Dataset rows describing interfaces
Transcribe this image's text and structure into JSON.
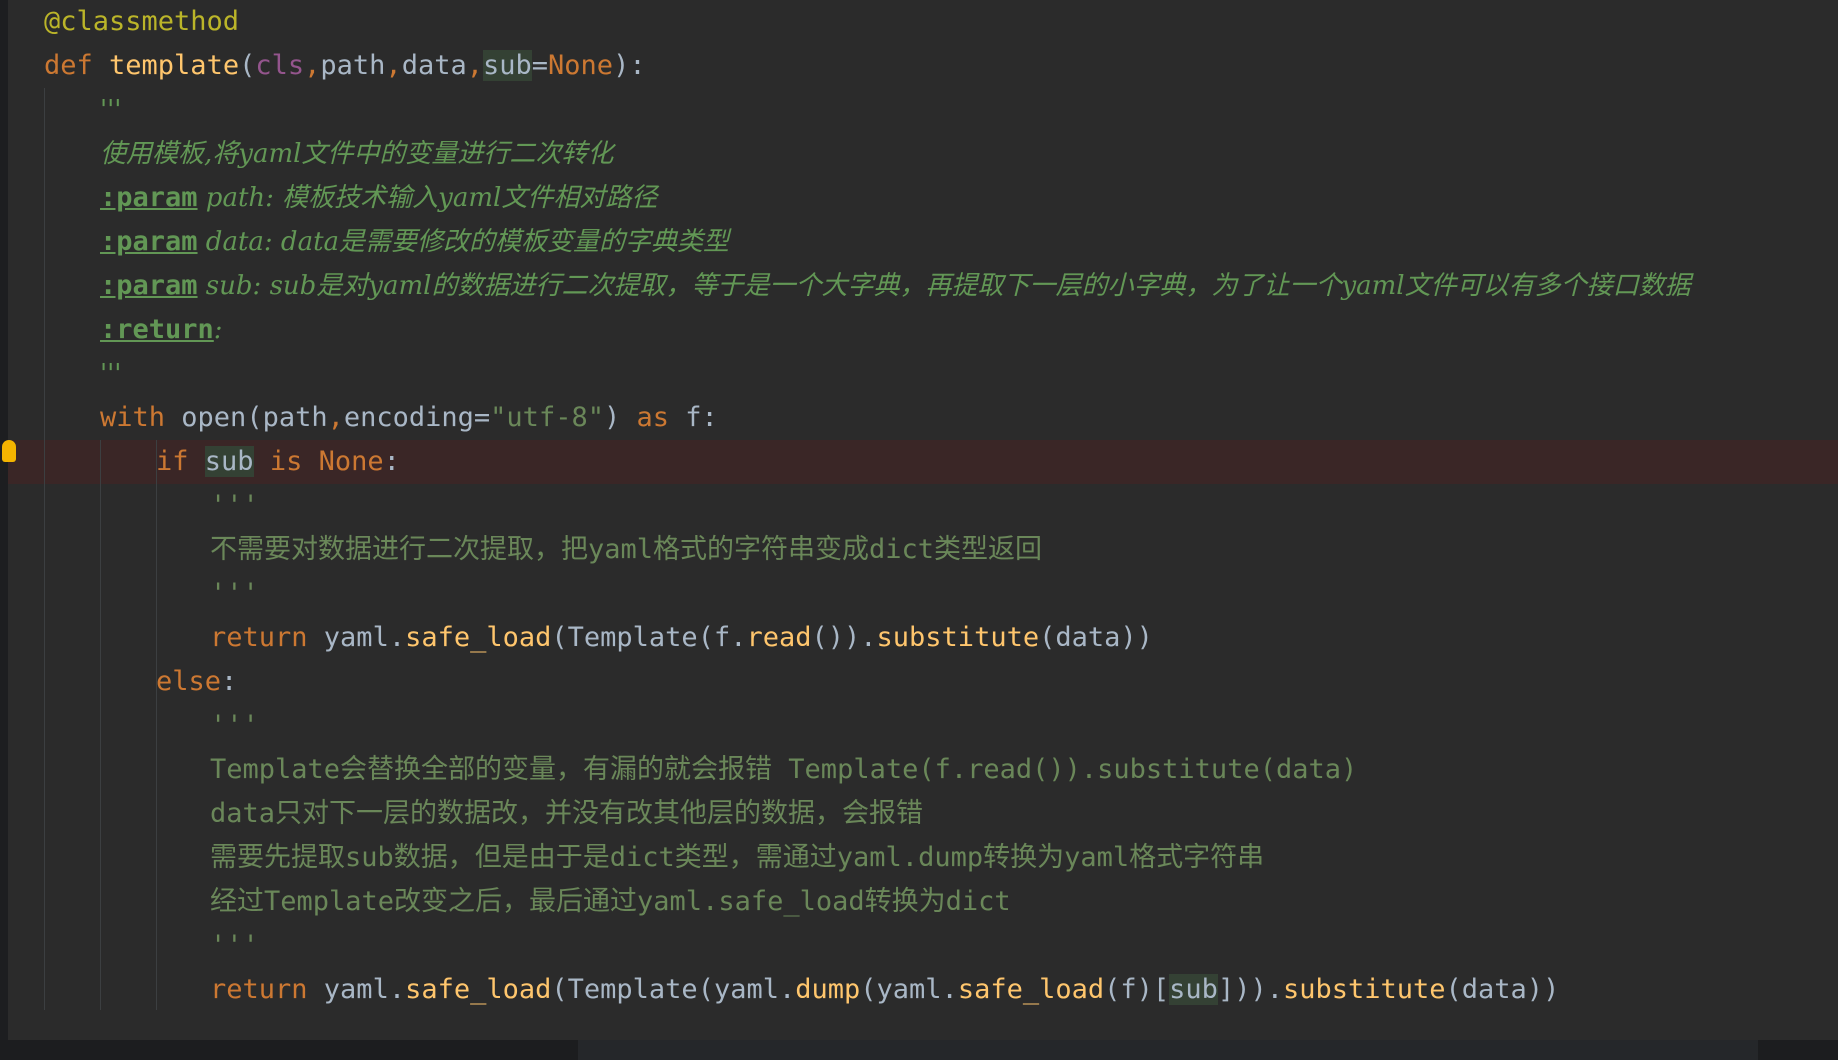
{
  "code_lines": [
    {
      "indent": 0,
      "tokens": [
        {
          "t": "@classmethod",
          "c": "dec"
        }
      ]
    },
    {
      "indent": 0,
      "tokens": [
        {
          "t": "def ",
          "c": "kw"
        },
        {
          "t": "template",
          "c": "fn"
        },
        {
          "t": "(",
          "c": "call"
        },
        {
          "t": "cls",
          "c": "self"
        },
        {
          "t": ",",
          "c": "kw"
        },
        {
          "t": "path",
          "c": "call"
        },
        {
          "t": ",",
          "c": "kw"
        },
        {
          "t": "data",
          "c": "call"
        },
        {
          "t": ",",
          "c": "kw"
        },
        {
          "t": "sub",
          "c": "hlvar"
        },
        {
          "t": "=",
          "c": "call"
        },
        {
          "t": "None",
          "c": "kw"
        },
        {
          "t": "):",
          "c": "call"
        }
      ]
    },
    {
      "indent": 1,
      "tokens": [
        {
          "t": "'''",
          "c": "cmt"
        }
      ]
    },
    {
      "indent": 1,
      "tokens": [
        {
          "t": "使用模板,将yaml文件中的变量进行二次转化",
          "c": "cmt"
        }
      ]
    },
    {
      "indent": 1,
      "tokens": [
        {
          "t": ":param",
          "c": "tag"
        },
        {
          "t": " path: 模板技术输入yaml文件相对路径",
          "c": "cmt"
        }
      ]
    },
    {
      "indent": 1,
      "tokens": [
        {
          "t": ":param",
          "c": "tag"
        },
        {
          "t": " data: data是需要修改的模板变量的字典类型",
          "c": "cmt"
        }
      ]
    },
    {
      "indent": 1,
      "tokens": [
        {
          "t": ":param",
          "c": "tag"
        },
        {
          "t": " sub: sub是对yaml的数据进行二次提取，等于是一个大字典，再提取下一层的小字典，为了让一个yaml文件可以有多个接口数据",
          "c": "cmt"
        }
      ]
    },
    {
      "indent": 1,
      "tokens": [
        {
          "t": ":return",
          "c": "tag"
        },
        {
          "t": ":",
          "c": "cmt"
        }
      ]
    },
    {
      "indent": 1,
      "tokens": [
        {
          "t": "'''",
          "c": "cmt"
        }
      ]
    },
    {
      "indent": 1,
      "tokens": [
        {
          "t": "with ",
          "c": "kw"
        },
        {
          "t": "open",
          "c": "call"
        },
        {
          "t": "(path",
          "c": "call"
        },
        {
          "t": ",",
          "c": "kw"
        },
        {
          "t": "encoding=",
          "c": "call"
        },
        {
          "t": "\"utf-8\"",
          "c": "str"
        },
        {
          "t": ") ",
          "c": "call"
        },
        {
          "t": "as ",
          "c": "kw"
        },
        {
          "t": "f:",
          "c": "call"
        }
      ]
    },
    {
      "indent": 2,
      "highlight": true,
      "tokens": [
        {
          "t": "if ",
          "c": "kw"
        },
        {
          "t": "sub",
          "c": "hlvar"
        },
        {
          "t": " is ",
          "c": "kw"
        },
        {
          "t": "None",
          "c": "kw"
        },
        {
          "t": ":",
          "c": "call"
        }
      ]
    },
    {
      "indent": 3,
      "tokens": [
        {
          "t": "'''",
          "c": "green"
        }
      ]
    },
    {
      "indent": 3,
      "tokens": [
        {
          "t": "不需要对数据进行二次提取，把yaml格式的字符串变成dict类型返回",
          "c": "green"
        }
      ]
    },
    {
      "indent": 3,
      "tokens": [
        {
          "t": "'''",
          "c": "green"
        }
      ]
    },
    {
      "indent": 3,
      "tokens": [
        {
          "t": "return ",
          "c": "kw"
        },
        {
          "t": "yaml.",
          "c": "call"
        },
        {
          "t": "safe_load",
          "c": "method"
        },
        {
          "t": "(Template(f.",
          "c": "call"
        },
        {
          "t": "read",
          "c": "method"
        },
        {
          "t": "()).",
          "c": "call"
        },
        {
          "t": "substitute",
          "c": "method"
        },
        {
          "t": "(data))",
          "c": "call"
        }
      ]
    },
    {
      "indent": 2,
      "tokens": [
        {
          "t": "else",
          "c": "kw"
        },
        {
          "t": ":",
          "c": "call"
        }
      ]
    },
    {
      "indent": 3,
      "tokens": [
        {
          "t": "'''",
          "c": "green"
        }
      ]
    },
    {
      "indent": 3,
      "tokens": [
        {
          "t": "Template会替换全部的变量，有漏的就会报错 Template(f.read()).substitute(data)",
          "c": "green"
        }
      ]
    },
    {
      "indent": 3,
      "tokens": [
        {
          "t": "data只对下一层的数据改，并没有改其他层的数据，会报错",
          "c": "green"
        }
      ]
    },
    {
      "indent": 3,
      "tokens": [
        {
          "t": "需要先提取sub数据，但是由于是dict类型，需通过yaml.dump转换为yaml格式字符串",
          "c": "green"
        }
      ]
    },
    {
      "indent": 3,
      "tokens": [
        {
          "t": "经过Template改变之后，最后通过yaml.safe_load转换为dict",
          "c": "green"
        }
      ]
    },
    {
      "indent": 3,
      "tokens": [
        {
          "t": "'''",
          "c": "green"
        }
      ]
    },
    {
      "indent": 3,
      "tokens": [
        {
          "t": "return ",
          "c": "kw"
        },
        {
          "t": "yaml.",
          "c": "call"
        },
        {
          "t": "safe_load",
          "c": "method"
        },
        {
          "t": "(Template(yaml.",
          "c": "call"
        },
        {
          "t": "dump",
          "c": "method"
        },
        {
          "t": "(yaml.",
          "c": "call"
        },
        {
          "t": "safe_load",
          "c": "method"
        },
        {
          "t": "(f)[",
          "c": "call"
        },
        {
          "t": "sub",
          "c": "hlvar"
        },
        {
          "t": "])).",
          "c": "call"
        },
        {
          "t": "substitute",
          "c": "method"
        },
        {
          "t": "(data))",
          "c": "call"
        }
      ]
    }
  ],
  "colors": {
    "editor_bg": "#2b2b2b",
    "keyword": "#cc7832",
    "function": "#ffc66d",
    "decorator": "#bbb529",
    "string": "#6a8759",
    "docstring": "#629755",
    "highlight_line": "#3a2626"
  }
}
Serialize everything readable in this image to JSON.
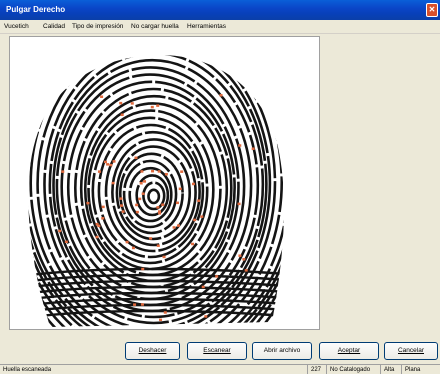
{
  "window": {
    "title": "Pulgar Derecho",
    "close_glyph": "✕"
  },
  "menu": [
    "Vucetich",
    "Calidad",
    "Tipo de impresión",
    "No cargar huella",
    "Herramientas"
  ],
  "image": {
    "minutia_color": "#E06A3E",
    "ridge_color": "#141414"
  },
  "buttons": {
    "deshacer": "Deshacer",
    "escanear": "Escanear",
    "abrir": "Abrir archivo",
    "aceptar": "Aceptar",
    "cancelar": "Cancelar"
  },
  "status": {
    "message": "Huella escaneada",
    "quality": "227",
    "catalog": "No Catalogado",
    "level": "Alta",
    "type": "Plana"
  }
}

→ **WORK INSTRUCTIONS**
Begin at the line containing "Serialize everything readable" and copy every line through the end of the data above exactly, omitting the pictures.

→ **RESULT OF THIS EXERCISE**
Serialize everything readable in this image to JSON.
{
  "window": {
    "title": "Pulgar Derecho",
    "close_glyph": "✕"
  },
  "menu": [
    "Vucetich",
    "Calidad",
    "Tipo de impresión",
    "No cargar huella",
    "Herramientas"
  ],
  "image": {
    "minutia_color": "#E06A3E",
    "ridge_color": "#141414"
  },
  "buttons": {
    "deshacer": "Deshacer",
    "escanear": "Escanear",
    "abrir": "Abrir archivo",
    "aceptar": "Aceptar",
    "cancelar": "Cancelar"
  },
  "status": {
    "message": "Huella escaneada",
    "quality": "227",
    "catalog": "No Catalogado",
    "level": "Alta",
    "type": "Plana"
  }
}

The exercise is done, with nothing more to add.